Drake: Marriage. Looking forward to that. I met a wonderful girl, of all places, through the radio station. I never expected that. I met her at a remote back in my on-air days. She’s a medical student and is going to be a doctor within a year and a half and supporting my semi-employed ass for hopefully the rest of my life. It’s fantastic because we’re such a great compliment. She is the science and math person and I’m the creative artistic type. So we’re the yin to each other’s yang. Here she is, she’s a medical student, and she thinks I’m a creative genius. I’ve got her snowed!
As for the career, I’m loving my present job with Infinity. This has been such a great place to work. I owe so much to the people that work here. Keith Clark who is our Vice President of Programming found a place for me. He saw this in me before I saw it. He gave me the shot at the imaging and the vote of confidence in adding Y108 to my workload. Keith has been a great champion and a great patron of my talents. There’s our Assistant Program Director, Johnny Hartwell, a great writing partner, a great motivator. I call him Johnny Palooza because everything he does he keeps at a tumult. He exudes a lot of energy and a lot of excitement, and it translates on the air to his broadcast, and it translates to the staff and to the promotions that we do. Ryan Mill, who is our Program Director for our rock station, who originally was the Creative Services Director for what was then B94 and the Point, was my mentor. When I was an intern, he had just gotten hired here and he asked me, “So what do you want to be when you grow up?” And I said, “Ryan, I want to be you!” He was doing a little air shift mid-days and doing imaging for both stations, and that’s the guy I wanted to be ten years ago.

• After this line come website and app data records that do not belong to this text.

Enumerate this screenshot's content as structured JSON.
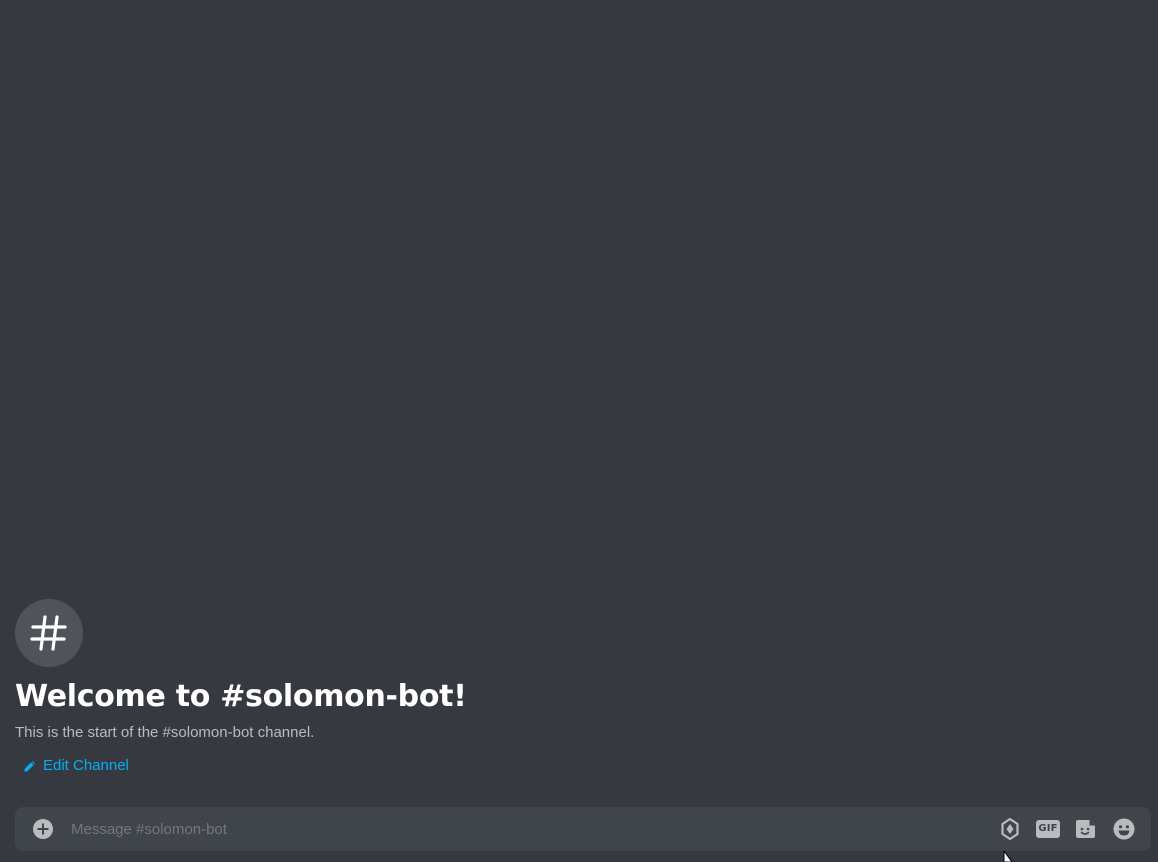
{
  "channel": {
    "icon": "hashtag-icon",
    "welcome_title": "Welcome to #solomon-bot!",
    "welcome_description": "This is the start of the #solomon-bot channel.",
    "edit_label": "Edit Channel",
    "edit_icon": "pencil-icon"
  },
  "composer": {
    "placeholder": "Message #solomon-bot",
    "value": "",
    "attach_icon": "plus-circle-icon",
    "buttons": [
      {
        "icon": "nitro-gift-icon"
      },
      {
        "label": "GIF",
        "icon": "gif-icon"
      },
      {
        "icon": "sticker-icon"
      },
      {
        "icon": "emoji-icon"
      }
    ]
  },
  "colors": {
    "background": "#36393f",
    "composer_bg": "#40444b",
    "icon_circle": "#4f545c",
    "link": "#00b0f4",
    "title": "#ffffff",
    "muted": "#b9bbbe",
    "placeholder": "#72767d"
  }
}
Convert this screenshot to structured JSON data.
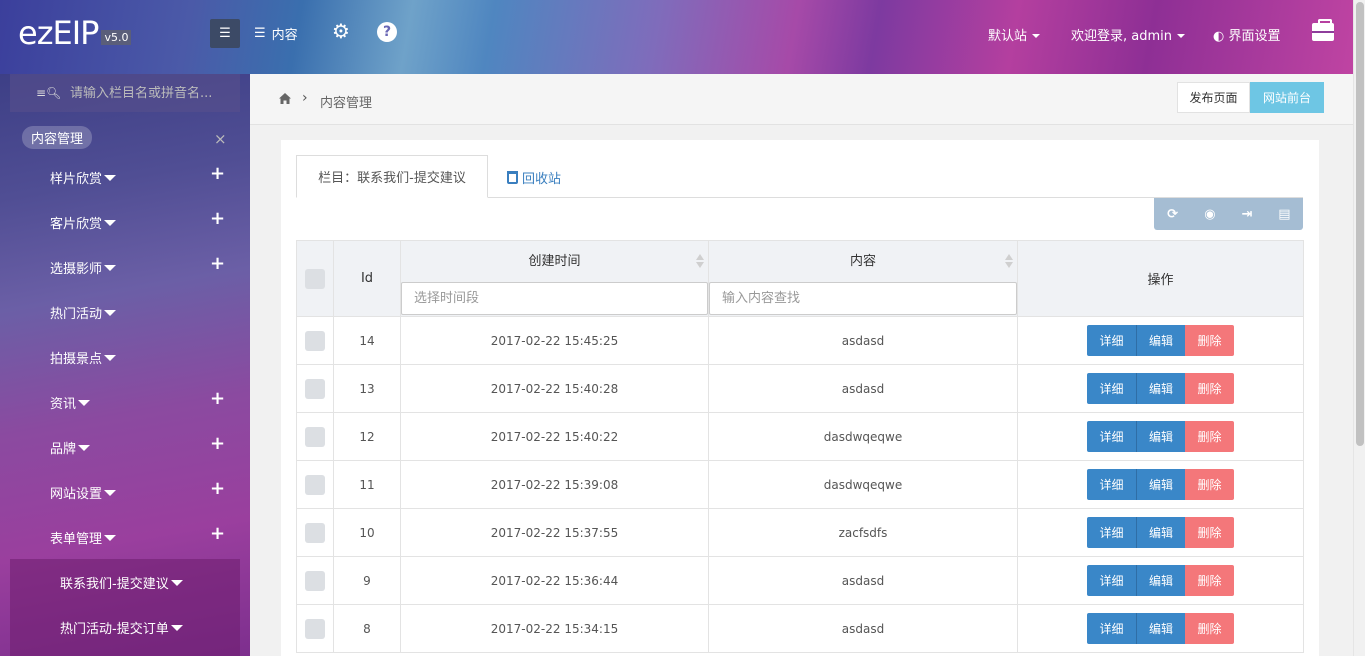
{
  "topbar": {
    "logo": "ezEIP",
    "version": "v5.0",
    "content_label": "内容",
    "site_label": "默认站",
    "welcome_label": "欢迎登录, admin",
    "ui_settings_label": "界面设置",
    "colors": {
      "accent": "#3a87c8",
      "danger": "#f4777a",
      "info": "#6ec6e4"
    }
  },
  "sidebar": {
    "search_placeholder": "请输入栏目名或拼音名...",
    "section_label": "内容管理",
    "items": [
      {
        "label": "样片欣赏",
        "has_plus": true
      },
      {
        "label": "客片欣赏",
        "has_plus": true
      },
      {
        "label": "选摄影师",
        "has_plus": true
      },
      {
        "label": "热门活动",
        "has_plus": false
      },
      {
        "label": "拍摄景点",
        "has_plus": false
      },
      {
        "label": "资讯",
        "has_plus": true
      },
      {
        "label": "品牌",
        "has_plus": true
      },
      {
        "label": "网站设置",
        "has_plus": true
      },
      {
        "label": "表单管理",
        "has_plus": true
      }
    ],
    "sub_items": [
      {
        "label": "联系我们-提交建议"
      },
      {
        "label": "热门活动-提交订单"
      }
    ]
  },
  "breadcrumb": {
    "current": "内容管理",
    "publish_label": "发布页面",
    "front_label": "网站前台"
  },
  "tabs": {
    "active_label": "栏目：联系我们-提交建议",
    "recycle_label": "回收站"
  },
  "table": {
    "headers": {
      "id": "Id",
      "created": "创建时间",
      "content": "内容",
      "ops": "操作"
    },
    "filters": {
      "created_placeholder": "选择时间段",
      "content_placeholder": "输入内容查找"
    },
    "op_labels": {
      "detail": "详细",
      "edit": "编辑",
      "delete": "删除"
    },
    "rows": [
      {
        "id": "14",
        "created": "2017-02-22 15:45:25",
        "content": "asdasd"
      },
      {
        "id": "13",
        "created": "2017-02-22 15:40:28",
        "content": "asdasd"
      },
      {
        "id": "12",
        "created": "2017-02-22 15:40:22",
        "content": "dasdwqeqwe"
      },
      {
        "id": "11",
        "created": "2017-02-22 15:39:08",
        "content": "dasdwqeqwe"
      },
      {
        "id": "10",
        "created": "2017-02-22 15:37:55",
        "content": "zacfsdfs"
      },
      {
        "id": "9",
        "created": "2017-02-22 15:36:44",
        "content": "asdasd"
      },
      {
        "id": "8",
        "created": "2017-02-22 15:34:15",
        "content": "asdasd"
      }
    ]
  }
}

Everybody here is great to work with. Our Promotion Directors are wonderful as are my production counterparts at WRKZ. The imaging guy there is Kevyn Howard. And down at KDKA, Matt Anthony is another great imaging and voiceover talent. Pittsburgh may get knocked around because of our steel town image and the perceptions that people have of Pittsburgh from the outside. But I’ll tell you what, it’s a great imaging town. And I’ve been disappointed when I go to other markets, especially larger markets, and I listen to the radio stations hoping to gain some ideas. For instance, my fiancé went to medical school in Philadelphia for two years, and there was only one station that I really listened to because it was a hot AC. It had some great ideas and great imaging, and then they ended up flipping formats. It was just jingles with no real meat or fun to it, at least at the time. I don’t know if things have changed.
But I feel like in Pittsburgh we’re doing some really creative and fun stuff for our listeners, and not just within the Infinity group but with some of the other companies around town as well. In fact, I recently won the Achievement in Radio Award for Best Creative Services Director and was rather surprised because of the caliber of talent that was in the category. There were some past winners as well as my counterparts here within Infinity, all of them tremendous producers and imagers.